Austin loves technology. Austin loves food. Not surprisingly, Austin loves food delivery apps like Favor and UberEats.
But here’s the inconvenient truth: You can’t have your cake – or your Salacho and fried kale frittters – and eat with your iPhone, too.
Convenience has an ineluctable appeal — its own force field and magnetism. Growing up, there was almost nothing I loved more about vacations than room service. There remains something slightly rebellious about eating a meal in your robe and slippers, like playing hooky on normal dining formalities.
But as someone who has spent the last 15 years building a business growing and serving organic and sustainable food, I worry about the hidden costs of convenience.

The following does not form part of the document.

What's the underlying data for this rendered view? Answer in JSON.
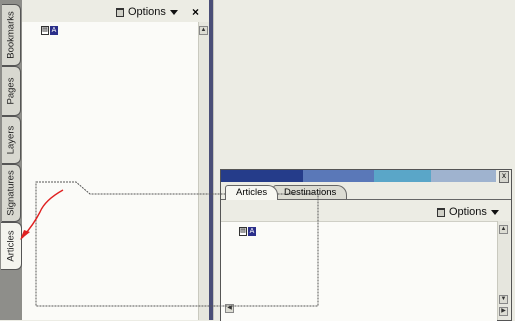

We are at risk of trading away the slow appreciation of the sights, sounds, smells, touch and taste that should define the experience of food. We are also about to surrender any direct connection to the people who prepare our food. That empathy counts. It’s simple: When someone is looking you in the eye, you really don’t want him to cry in (or about) his soup.
Restaurants build a customer base on that familiarity with human labor, human flaws and human kindness. We learn our customers’ quirks and they learn ours. We know that Darcy Robertson likes romesco dressing on her Cobb. We know that Dr. Smith likes his to-go Salacho meat on the side so it doesn’t wilt the romaine. We know this before they tell us, although they always do.

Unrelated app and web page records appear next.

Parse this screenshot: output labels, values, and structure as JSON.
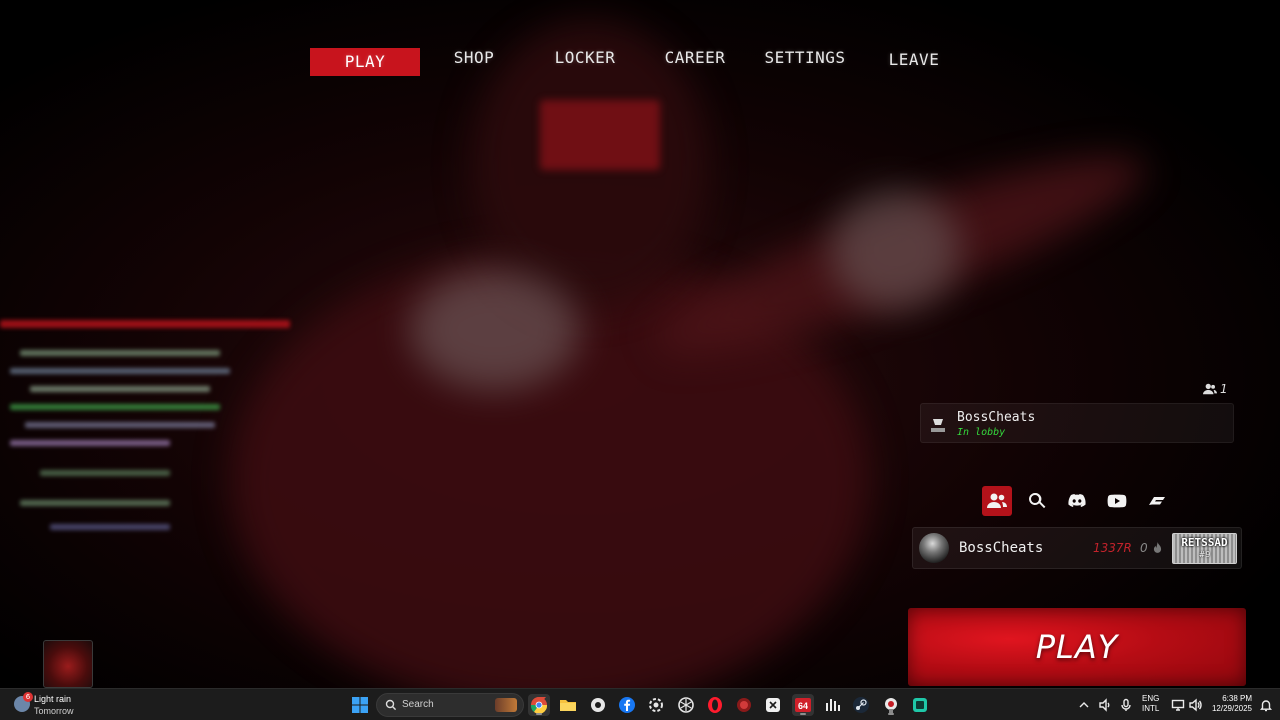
{
  "nav": {
    "items": [
      {
        "label": "PLAY",
        "active": true
      },
      {
        "label": "SHOP",
        "active": false
      },
      {
        "label": "LOCKER",
        "active": false
      },
      {
        "label": "CAREER",
        "active": false
      },
      {
        "label": "SETTINGS",
        "active": false
      },
      {
        "label": "LEAVE",
        "active": false
      }
    ]
  },
  "party": {
    "count": "1",
    "count_icon": "party-members-icon",
    "member": {
      "name": "BossCheats",
      "status": "In lobby",
      "avatar_icon": "boss-logo-icon"
    }
  },
  "social": {
    "buttons": [
      {
        "icon": "friends-icon",
        "active": true
      },
      {
        "icon": "search-icon",
        "active": false
      },
      {
        "icon": "discord-icon",
        "active": false
      },
      {
        "icon": "youtube-icon",
        "active": false
      },
      {
        "icon": "brand-logo-icon",
        "active": false
      }
    ]
  },
  "profile": {
    "name": "BossCheats",
    "currency": "1337R",
    "streak": "0",
    "streak_icon": "flame-icon",
    "badge_text": "RETSSAD",
    "badge_sub": "#9"
  },
  "play_button": {
    "label": "PLAY"
  },
  "colors": {
    "accent": "#c8141d",
    "status_online": "#35d63c",
    "currency": "#c3232b"
  },
  "taskbar": {
    "weather": {
      "main": "Light rain",
      "sub": "Tomorrow",
      "badge": "6"
    },
    "search_placeholder": "Search",
    "apps": [
      "windows-start-icon",
      "chrome-icon",
      "file-explorer-icon",
      "settings-app-icon",
      "facebook-icon",
      "app-icon",
      "chatgpt-icon",
      "opera-icon",
      "app-icon",
      "app-icon",
      "app-64-icon",
      "audio-app-icon",
      "steam-icon",
      "game-app-icon",
      "app-icon"
    ],
    "language": {
      "line1": "ENG",
      "line2": "INTL"
    },
    "clock": {
      "time": "6:38 PM",
      "date": "12/29/2025"
    }
  }
}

There is a texture and a magic specific to eating houses that cannot be digitalized. A great restaurant is after a feeling — one that roots us and connects us to our memories and our physical beings and one another.

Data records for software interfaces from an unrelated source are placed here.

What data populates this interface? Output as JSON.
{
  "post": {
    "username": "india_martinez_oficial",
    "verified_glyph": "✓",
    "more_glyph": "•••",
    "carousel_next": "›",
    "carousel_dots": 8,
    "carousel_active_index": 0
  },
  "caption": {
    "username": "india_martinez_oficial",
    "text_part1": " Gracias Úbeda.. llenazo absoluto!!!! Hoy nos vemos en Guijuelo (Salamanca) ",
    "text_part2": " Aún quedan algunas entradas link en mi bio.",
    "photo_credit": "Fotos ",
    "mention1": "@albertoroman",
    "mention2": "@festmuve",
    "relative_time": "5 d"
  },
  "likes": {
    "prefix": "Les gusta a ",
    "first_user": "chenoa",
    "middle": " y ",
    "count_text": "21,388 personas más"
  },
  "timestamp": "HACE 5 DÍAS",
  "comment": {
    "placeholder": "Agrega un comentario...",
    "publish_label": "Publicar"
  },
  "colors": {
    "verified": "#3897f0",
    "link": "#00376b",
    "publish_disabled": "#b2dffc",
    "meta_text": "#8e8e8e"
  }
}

It’s also a pretty rough trade.
Busy, successful restaurants make around a 15 percent profit margin. For instance, if a restaurant signs up to be a partner with services like UberEats, they are charged 30 percent per transaction. That’s outside of the delivery fee charged through to the customer. The eating house loses its profit margin but signs on for the dubious promise of higher sales.
How? These networks don’t make money on delivery, just like Google doesn’t make money being a search engine. They are in the business of mining customer data; delivery is just a hypnotic carrot. They want to hit you with ads when you are hungry.
Great restaurants have always been masters of anticipating customer needs — the dropped napkin, the extra sauce, the quiet table. But we respond to these unfolding desires in the ever-changing present moment, where expectation meets unpredictability. Where people are quixotic, protean, unique; where cowboys crave tofu and yogis feel like chili.
A digital network anticipates, depressingly, what you want based upon what you have done before. There is little room for mystery or discovery and a great reward for predictability. It will be a low-margin, high-volume future of sameness. Restaurants will be pressured to fire staff and compromise on ingredients and hope their customers won’t notice because they will be hit with paid ads when their blood sugar is dipping.
Restaurants are caught in the early stages of the same dynamic that hit postwar American farms. Increasingly, farmers became addicted to the very sources of their profit erosion—synthetic fertilizers, expensive seed and dangerous chemicals. Industrial farming wreaked havoc in farming communities and compromised soil health, ecological diversity, food quality and nutrition — and yet it was decades before any widespread dissent took hold.
Wendell Berry was the voice of that resistance long before hipster restaurants — like mine — began printing his words on their staff uniforms. His essay “The Pleasures of Eating” imagines an increasingly passive future industrial eater: “They will grow, deliver, and cook your food for you and (just like your mother) beg you to eat it. That they do not yet offer to insert it, prechewed, into your mouth is only because they have found no profitable way to do so. We may rest assured that they would be glad to find such a way. The ideal industrial consumer would be strapped to a table with a tube running from the food factory directly into his or her stomach.”
It appears “they” have now found a way to make prechewing profitable: Just make it an app.
As consumers, when we choose convenience, we have to accept that we are not choosing a momentary ease, but setting a new and enduring normal. We should ask ourselves if we are willing to pony up the old one along with our dollars.